I agree that it makes no sense - I found the idea here:

http://www.stardeveloper.com/articles/display.html?article=2003090201&page=4

"Among the extracted files will be a JAR file with a name like 'mysql-connector-java-3.0.8-stable-bin.jar'. Copy this file to your %JAVA_HOME%/jre/lib/ext folder which on my system happens to be D:\j2sdk1.4.2\jre\lib\ext>.

You should also add the complete path to this JAR file in your CLASSPATH environment variable. ..."

Bauke Scholtz wrote:The JAVA_HOME environment variable should point to the root folder of the JDK.
The CLASSPATH environment variable is in fact only and only used when you execute java.exe or javac.exe without the -cp, -classpath or -jar arguments.

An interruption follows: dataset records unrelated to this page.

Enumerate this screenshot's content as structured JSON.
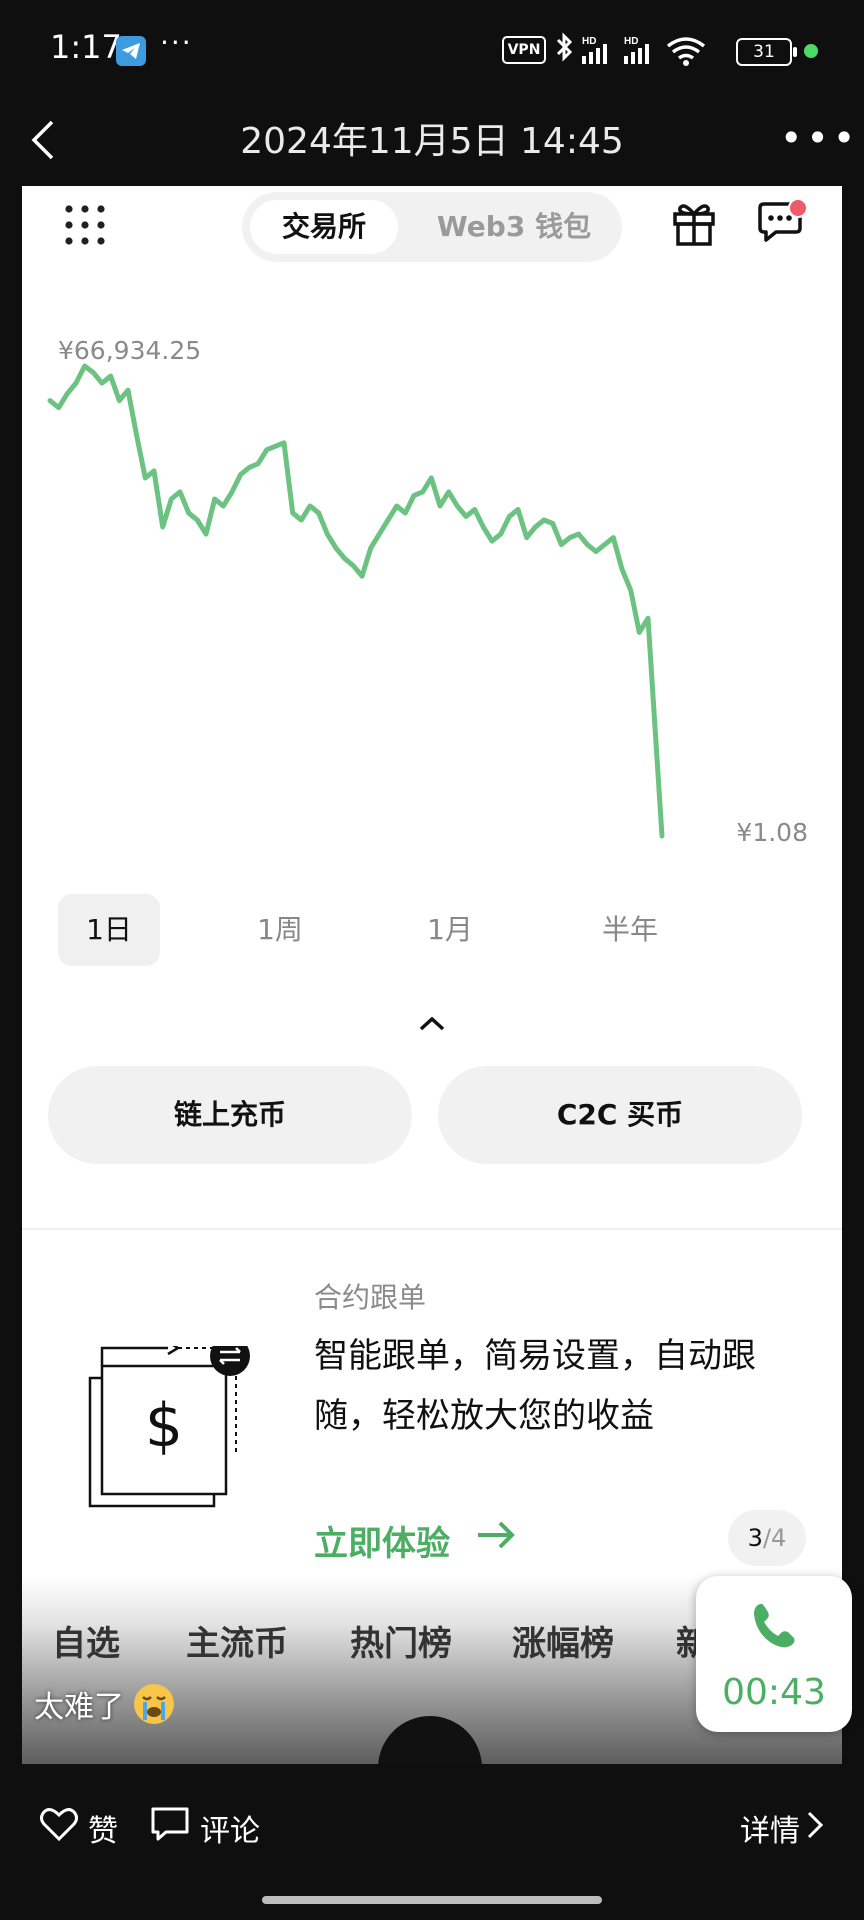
{
  "status_bar": {
    "time": "1:17",
    "dots": "···",
    "vpn": "VPN",
    "battery": "31",
    "icons": [
      "telegram-icon",
      "bluetooth-icon",
      "signal-hd-icon",
      "signal-hd-icon",
      "wifi-icon",
      "battery-icon"
    ]
  },
  "header": {
    "title": "2024年11月5日 14:45",
    "back_icon": "chevron-left-icon",
    "more_icon": "more-dots-icon"
  },
  "app": {
    "segment": {
      "active": "交易所",
      "inactive": "Web3 钱包"
    },
    "chart_labels": {
      "max": "¥66,934.25",
      "min": "¥1.08"
    },
    "ranges": [
      {
        "label": "1日",
        "active": true
      },
      {
        "label": "1周",
        "active": false
      },
      {
        "label": "1月",
        "active": false
      },
      {
        "label": "半年",
        "active": false
      }
    ],
    "buttons": {
      "deposit": "链上充币",
      "c2c": "C2C 买币"
    },
    "promo": {
      "tag": "合约跟单",
      "text": "智能跟单，简易设置，自动跟随，轻松放大您的收益",
      "cta": "立即体验",
      "page": "3",
      "total": "/4"
    },
    "tabs": [
      "自选",
      "主流币",
      "热门榜",
      "涨幅榜",
      "新"
    ]
  },
  "overlay": {
    "caption": "太难了",
    "call_timer": "00:43"
  },
  "bottom_bar": {
    "like": "赞",
    "comment": "评论",
    "detail": "详情"
  },
  "colors": {
    "accent_green": "#4cae63",
    "chart_line": "#6cc381",
    "badge_red": "#ef5b6b"
  },
  "chart_data": {
    "type": "line",
    "title": "",
    "xlabel": "",
    "ylabel": "",
    "range_label": "1日",
    "annotations": [
      "¥66,934.25",
      "¥1.08"
    ],
    "ylim": [
      1.08,
      66934.25
    ],
    "series": [
      {
        "values": [
          62000,
          61000,
          63000,
          64500,
          66934,
          66000,
          64500,
          65500,
          62000,
          63500,
          57000,
          51000,
          52000,
          44000,
          48000,
          49000,
          46000,
          45000,
          43000,
          48000,
          47000,
          49000,
          51500,
          52500,
          53000,
          55000,
          55500,
          56000,
          46000,
          45000,
          47000,
          46000,
          43000,
          41000,
          39500,
          38500,
          37000,
          41000,
          43000,
          45000,
          47000,
          46000,
          48500,
          49000,
          51000,
          47000,
          49000,
          47000,
          45500,
          46500,
          44000,
          42000,
          43000,
          45500,
          46500,
          42500,
          44000,
          45000,
          44500,
          41500,
          42500,
          43000,
          41500,
          40500,
          41500,
          42500,
          38000,
          35000,
          29000,
          31000,
          1.08
        ]
      }
    ]
  }
}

My JAVA_HOME is pointing there.

Jan Cumps wrote:Eclipse does not use your classpath when compiling / running your project.

from https://eclipse-tutorial.dev.java.net/eclipse-tutorial/part1.html

Right-click on the project and select "Properties". Go to the "Libraries" tab in "Java Build Path":
Click on "Add (external) JARs..." ...



I should have also mentioned that I tried adding the connector/j's bin file into my JAVA_HOME path.

I'll try this, though. Thanks.

Jan Cumps wrote:Add the Connector/J jar to your project classpath in Eclipse.



It is in the CLASSPATH already:

C:\mysql-connector-java-5.0.8\mysql-connector-java-5.0.8\mysql-connector-java-5.0.8-bin.jar;

<EDIT> Actually, I'm not sure how to add it to the project classpath. Can you explain?</EDIT>
I hate to ask such a simple question on this board, but I'm not seeing this one...

I'm running 64-bit Vista
Eclipse Version 3.4.1, installed to C:\Program Files (x86)\eclipse
Java JDK is installed to C:\jdk1.6.0_12
Connector/J is installed to C:\mysql-connector-java-5.0.8\mysql-connector-java-5.0.8

CLASSPATH=.;C:\apache-tomcat-5.5.17\common\lib\servlet-api.jar;C:\apache-tomcat-5.5.17\common\lib\jsp-api.jar;C:\Servlets+JSP;..;..\..;C:\apache-tomcat-5.5.27\apache-tomcat-5.5.27\common\lib\servlet-api.jar;C:\apache-tomcat-5.5.27\apache-tomcat-5.5.27\common\lib\jsp-api.jar;C:\Users\kwegner83\Servlets+JSP;C:\mysql-connector-java-5.0.8\mysql-connector-java-5.0.8\mysql-connector-java-5.0.8-bin.jar;C:\Users\kwegner83\workspace\

JAVA_HOME=C:\jdk1.6.0_12

Trying to run the following code displays Driver not loaded => java.lang.ClassNotFoundException: com.mysql.jdbc.Driver to the console:

import java.sql.*;
public class DBTest {
public static void main(String[] args)
{
try
{ Class.forName("com.mysql.jdbc.Driver");
}
catch(ClassNotFoundException e)
{
System.out.println("Driver not loaded => " + e);
System.exit(1);
}
}
}

What's going on here?